When I joined The Charlotte Observer as a reporter in 1969, one of my first assignments involved one of our fine feathered friends.
Workers who were preparing a driveway for a new Honeywell building had been told to work around a tree until a dove's newly hatched birds could leave the nest. It could take days or weeks.
It was a classic human interest story and got front-page play, complete with a photo of the nest.
The boss wasn't around to interview, but my story included this worker's quote about him: "Joe Smith (not his real name) is the cussingest man in Charlotte, but he'll spend $500 to save this bird." Not a bad quote, I thought.
Next day, all heck broke loose.
I heard from Joe Smith's son, then his lawyer, both assuring me that Joe Smith was not the cussingest man in Charlotte.
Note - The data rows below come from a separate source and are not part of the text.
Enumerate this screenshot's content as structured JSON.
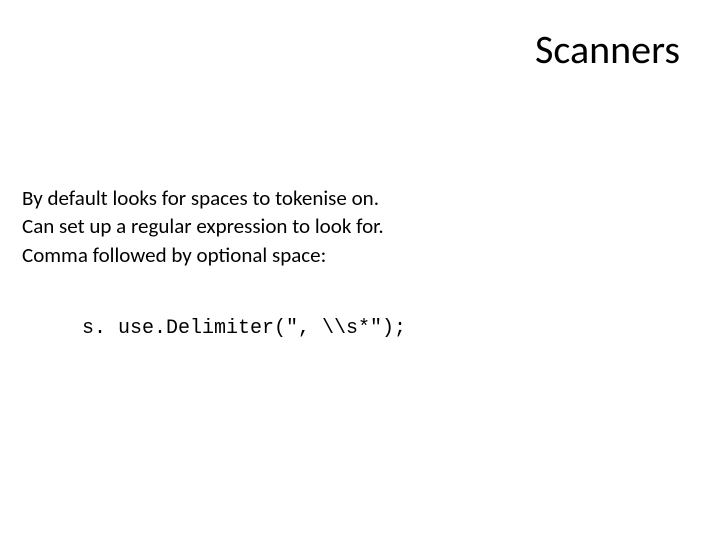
{
  "title": "Scanners",
  "body": {
    "line1": "By default looks for spaces to tokenise on.",
    "line2": "Can set up a regular expression to look for.",
    "line3": "Comma followed by optional space:"
  },
  "code": "s. use.Delimiter(\", \\\\s*\");"
}
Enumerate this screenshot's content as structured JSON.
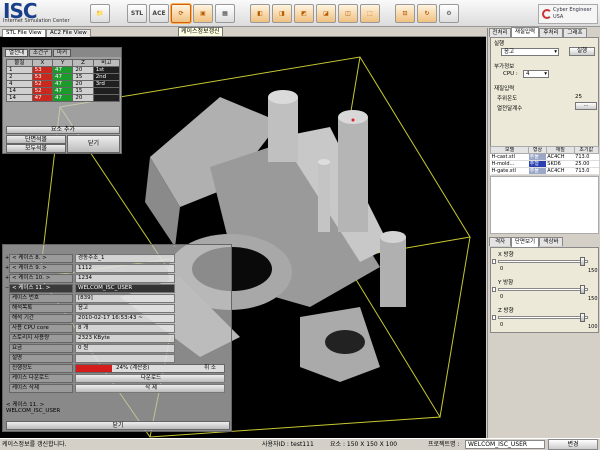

He was a church deacon and the quote had devastated his wife, who was refusing to go back to their church. Retract it, NOW!
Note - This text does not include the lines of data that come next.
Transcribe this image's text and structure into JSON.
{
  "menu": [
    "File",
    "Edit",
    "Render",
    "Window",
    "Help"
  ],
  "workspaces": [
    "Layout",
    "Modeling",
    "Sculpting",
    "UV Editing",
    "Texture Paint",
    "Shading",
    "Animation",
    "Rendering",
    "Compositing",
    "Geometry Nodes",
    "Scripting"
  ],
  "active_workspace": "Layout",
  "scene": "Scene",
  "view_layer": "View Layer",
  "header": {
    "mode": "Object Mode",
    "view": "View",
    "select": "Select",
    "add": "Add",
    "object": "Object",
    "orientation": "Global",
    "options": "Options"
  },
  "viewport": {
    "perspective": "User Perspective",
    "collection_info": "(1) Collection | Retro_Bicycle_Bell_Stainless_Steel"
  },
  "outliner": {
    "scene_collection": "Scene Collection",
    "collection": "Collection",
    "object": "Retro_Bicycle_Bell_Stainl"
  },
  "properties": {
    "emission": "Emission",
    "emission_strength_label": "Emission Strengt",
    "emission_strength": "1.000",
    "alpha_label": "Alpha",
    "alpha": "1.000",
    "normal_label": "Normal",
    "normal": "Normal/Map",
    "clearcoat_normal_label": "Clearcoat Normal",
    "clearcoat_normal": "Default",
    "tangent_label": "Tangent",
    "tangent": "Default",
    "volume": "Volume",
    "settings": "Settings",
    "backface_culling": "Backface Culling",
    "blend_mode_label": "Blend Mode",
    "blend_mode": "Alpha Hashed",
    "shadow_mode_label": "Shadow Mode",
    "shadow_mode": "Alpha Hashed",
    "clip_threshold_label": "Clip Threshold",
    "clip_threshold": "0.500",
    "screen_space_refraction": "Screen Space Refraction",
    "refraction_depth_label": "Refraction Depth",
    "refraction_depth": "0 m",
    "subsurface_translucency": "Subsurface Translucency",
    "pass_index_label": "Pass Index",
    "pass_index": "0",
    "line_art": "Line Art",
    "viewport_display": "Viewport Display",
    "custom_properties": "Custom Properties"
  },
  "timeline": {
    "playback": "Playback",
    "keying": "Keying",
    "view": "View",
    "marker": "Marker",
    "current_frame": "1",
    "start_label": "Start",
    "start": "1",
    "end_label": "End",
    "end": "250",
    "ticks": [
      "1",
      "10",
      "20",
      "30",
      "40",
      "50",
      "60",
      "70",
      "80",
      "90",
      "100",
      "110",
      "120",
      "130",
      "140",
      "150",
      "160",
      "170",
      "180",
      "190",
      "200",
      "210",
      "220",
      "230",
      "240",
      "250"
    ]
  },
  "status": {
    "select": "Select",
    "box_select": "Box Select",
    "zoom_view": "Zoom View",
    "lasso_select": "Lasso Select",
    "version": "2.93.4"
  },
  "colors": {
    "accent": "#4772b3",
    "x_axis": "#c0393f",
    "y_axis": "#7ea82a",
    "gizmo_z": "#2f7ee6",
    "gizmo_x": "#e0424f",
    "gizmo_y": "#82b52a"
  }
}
Well, we couldn't retract a guy's quote, but an assistant city editor did a little front page story that let his son and lawyer say old Joe isn't really the cussingest guy in Charlotte and is in fact a church deacon. Something like that. I don't know if any more came of it. Beyond my pay grade, you know.
I was reminded of my little plight when I read this week that the power company, SCE&G, had been caught removing an osprey nest from a utility pole in Mount Pleasant.
Nearby residents said the nest had been there for 15 years and were outraged when it was removed.
They contacted state wildlife officials and the Birds of Prey in nearby Awendaw. Their concern brought an investigation by the S.C. Department of Natural Resources and the U.S. Fish and Wildlife Service.
The osprey, a large eagle-like white bird with black markings on its wings, is not an endangered species, but it is protected under the federal Migratory Bird Act.
Disturbing an active osprey nest is considered a misdemeanor and carries a penalty up to $15,000.
Utilities can remove the nests to protect their lines whenever the nests are not being used, according to a story in The (Charleston) Post & Courier. Trouble is, ospreys are considered "nest fidelity" birds, meaning they are determined to build and remain in a specific spot.
These birds had definitely made a home here. At one point, as a pair of ospreys circled frantically overhead, a Birds of Prey worker found a broken egg on the ground. (Disclosure: My wife is a volunteer at the Birds of Prey.)
Jim Elliott, director of the Birds of Prey, suggested the power company install a nest platform at this site to protect its lines, as it has done in the past.
SCE&G can't exactly retract what it has done. But it is trying to atone: As of Wednesday, workers were busy rebuilding the nest. Ospreys, come home.
Contact Bob Bestler at firstname.lastname@example.org.